Last Friday marked a century since the birth in South Dakota of a son to a small-town druggist named Hubert Horatio Humphrey. That boy, who received the same sonorous appelation, grew up to be mayor of Minneapolis (he moved to the Land of a Thousand Lakes for college and stayed there), U.S. Senator, 38th Vice President, and finally Senator again, before dying of bladder cancer in 1978.  Not the least of his achievements was becoming the Democratic nominee for President in the tumultuous year of 1968, winning his party’s nod during the most violent convention in American political history and, despite enormous handicaps – not the least of which was Gov. George Wallace’s third-party challenge – coming within seven-tenths of a percentage point of defeating Richard Nixon in the popular vote that November.
When Hubert Humphrey died 33 years ago he was the honored elder statesman of American liberalism; at the start of his political career he had helped detach the Democratic-Farmer-Labor party in Minnesota from Communist influence and throughout his career proved that one didn’t have to be a conservative to also be on the side that prevailed in the Cold War.  When he came to Washington as Senator in 1948 he came to know Richard Nixon before long because of their mutual support of the West and developing nations against Communist expansionism, and despite their policy differences here and there, the two men had a considerable amount in common: both had roots in the Midwest, both had made their way up from modest middle-class circumstances, and both were greatly concerned with the development of legislation to deal with the plight of the elderly, the undereducated young, and the chronically ill.  And, of course, the Vietnam War loomed large in both their careers; in Humphrey’s case support of Lyndon Johnson’s policies during the conflict alienated the “dove” wing of his party and helped cost him the election.

It’s not much remembered now, but after Humphrey was diagnosed with his fatal illness in the fall of 1977, he rekindled an old friendship that had faded during the rivalries of the years.  When Christmastime came that year, Richard and Pat Nixon were having a quiet Christmas at San Clemente.  RN was putting the finishing touches on his Memoirs after three years of steady work, and it was time to relax.  The phone rang; it was Hubert Humphrey calling from his hospital room in the Sloan-Kettering clinic, a continent away.  What started as a simple Yuletide greeting stretched into a two-hour conversation in which the two statesmen reminisced about everything from their days in the Senate together to the quiet joys of family life.  After that, they stayed in touch throughout Humphrey’s final months.  When he died, the former President and his daughter Tricia traveled to Washington for the funeral – RN’s first trip to the nation’s capital since his resignation.

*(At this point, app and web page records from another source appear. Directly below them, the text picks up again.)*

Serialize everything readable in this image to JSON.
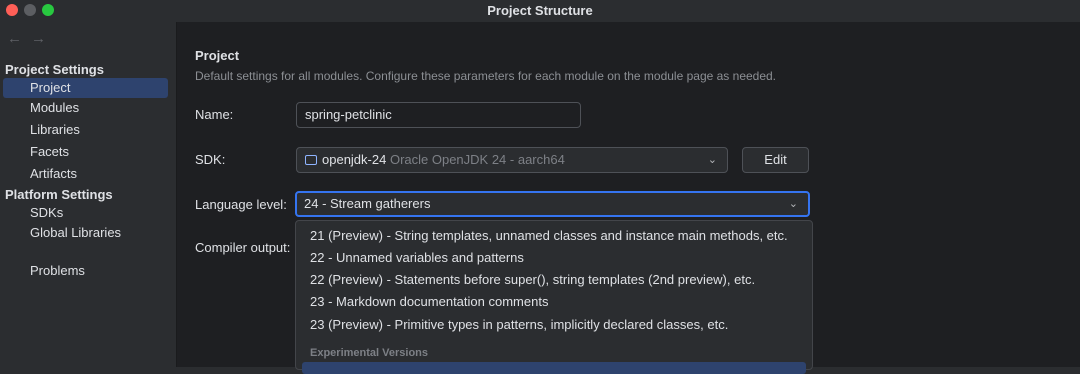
{
  "window": {
    "title": "Project Structure"
  },
  "sidebar": {
    "sections": [
      {
        "label": "Project Settings",
        "items": [
          {
            "label": "Project",
            "selected": true
          },
          {
            "label": "Modules"
          },
          {
            "label": "Libraries"
          },
          {
            "label": "Facets"
          },
          {
            "label": "Artifacts"
          }
        ]
      },
      {
        "label": "Platform Settings",
        "items": [
          {
            "label": "SDKs"
          },
          {
            "label": "Global Libraries"
          }
        ]
      }
    ],
    "extra_items": [
      {
        "label": "Problems"
      }
    ]
  },
  "main": {
    "heading": "Project",
    "description": "Default settings for all modules. Configure these parameters for each module on the module page as needed.",
    "name": {
      "label": "Name:",
      "value": "spring-petclinic"
    },
    "sdk": {
      "label": "SDK:",
      "value": "openjdk-24",
      "hint": "Oracle OpenJDK 24 - aarch64",
      "edit_label": "Edit"
    },
    "language_level": {
      "label": "Language level:",
      "value": "24 - Stream gatherers"
    },
    "compiler_output": {
      "label": "Compiler output:"
    }
  },
  "dropdown": {
    "options": [
      "21 (Preview) - String templates, unnamed classes and instance main methods, etc.",
      "22 - Unnamed variables and patterns",
      "22 (Preview) - Statements before super(), string templates (2nd preview), etc.",
      "23 - Markdown documentation comments",
      "23 (Preview) - Primitive types in patterns, implicitly declared classes, etc."
    ],
    "separator": "Experimental Versions"
  },
  "colors": {
    "accent": "#3574f0",
    "selection": "#2e436e"
  }
}
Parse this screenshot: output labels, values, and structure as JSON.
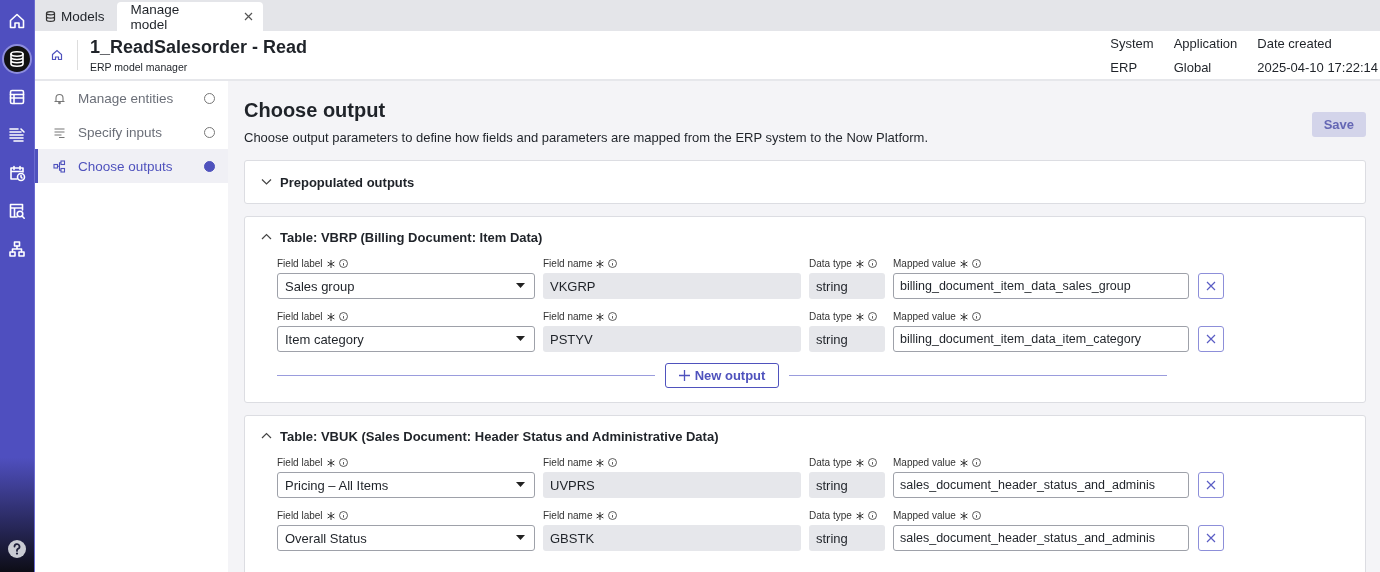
{
  "rail": [
    {
      "selected": false
    },
    {
      "selected": true
    },
    {
      "selected": false
    },
    {
      "selected": false
    },
    {
      "selected": false
    },
    {
      "selected": false
    },
    {
      "selected": false
    },
    {
      "selected": false
    }
  ],
  "tabs": [
    {
      "label": "Models",
      "selected": false,
      "closable": false
    },
    {
      "label": "Manage model",
      "selected": true,
      "closable": true
    }
  ],
  "header": {
    "title": "1_ReadSalesorder - Read",
    "subtitle": "ERP model manager",
    "meta": [
      {
        "label": "System",
        "value": "ERP"
      },
      {
        "label": "Application",
        "value": "Global"
      },
      {
        "label": "Date created",
        "value": "2025-04-10 17:22:14"
      }
    ]
  },
  "steps": [
    {
      "label": "Manage entities",
      "selected": false
    },
    {
      "label": "Specify inputs",
      "selected": false
    },
    {
      "label": "Choose outputs",
      "selected": true
    }
  ],
  "page": {
    "title": "Choose output",
    "description": "Choose output parameters to define how fields and parameters are mapped from the ERP system to the Now Platform.",
    "save": {
      "label": "Save",
      "disabled": true
    }
  },
  "sections": [
    {
      "title": "Prepopulated outputs",
      "expanded": false
    },
    {
      "title": "Table: VBRP (Billing Document: Item Data)",
      "expanded": true,
      "new_output": "New output",
      "rows": [
        {
          "fields": [
            {
              "kind": "dropdown",
              "label": "Field label",
              "value": "Sales group"
            },
            {
              "kind": "readonly",
              "label": "Field name",
              "value": "VKGRP"
            },
            {
              "kind": "readonly",
              "label": "Data type",
              "value": "string"
            },
            {
              "kind": "text",
              "label": "Mapped value",
              "value": "billing_document_item_data_sales_group"
            }
          ]
        },
        {
          "fields": [
            {
              "kind": "dropdown",
              "label": "Field label",
              "value": "Item category"
            },
            {
              "kind": "readonly",
              "label": "Field name",
              "value": "PSTYV"
            },
            {
              "kind": "readonly",
              "label": "Data type",
              "value": "string"
            },
            {
              "kind": "text",
              "label": "Mapped value",
              "value": "billing_document_item_data_item_category"
            }
          ]
        }
      ]
    },
    {
      "title": "Table: VBUK (Sales Document: Header Status and Administrative Data)",
      "expanded": true,
      "rows": [
        {
          "fields": [
            {
              "kind": "dropdown",
              "label": "Field label",
              "value": "Pricing – All Items"
            },
            {
              "kind": "readonly",
              "label": "Field name",
              "value": "UVPRS"
            },
            {
              "kind": "readonly",
              "label": "Data type",
              "value": "string"
            },
            {
              "kind": "text",
              "label": "Mapped value",
              "value": "sales_document_header_status_and_adminis"
            }
          ]
        },
        {
          "fields": [
            {
              "kind": "dropdown",
              "label": "Field label",
              "value": "Overall Status"
            },
            {
              "kind": "readonly",
              "label": "Field name",
              "value": "GBSTK"
            },
            {
              "kind": "readonly",
              "label": "Data type",
              "value": "string"
            },
            {
              "kind": "text",
              "label": "Mapped value",
              "value": "sales_document_header_status_and_adminis"
            }
          ]
        }
      ]
    }
  ]
}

Outside Minnesota, Hubert Humphrey’s centennial has received little notice; two major exceptions were an op-ed by Nixonland author Rick Perlstein in the New York Times and a column by Keith Runyon in the Louisville Courier-Journal.  Both are able examinations of the life of a man who once remarked: “….. the moral test of government is how that government treats those who are in the dawn of life, the children; those who are in the twilight of life, the elderly; and those who are in the shadows of life, the sick, the needy and the handicapped,”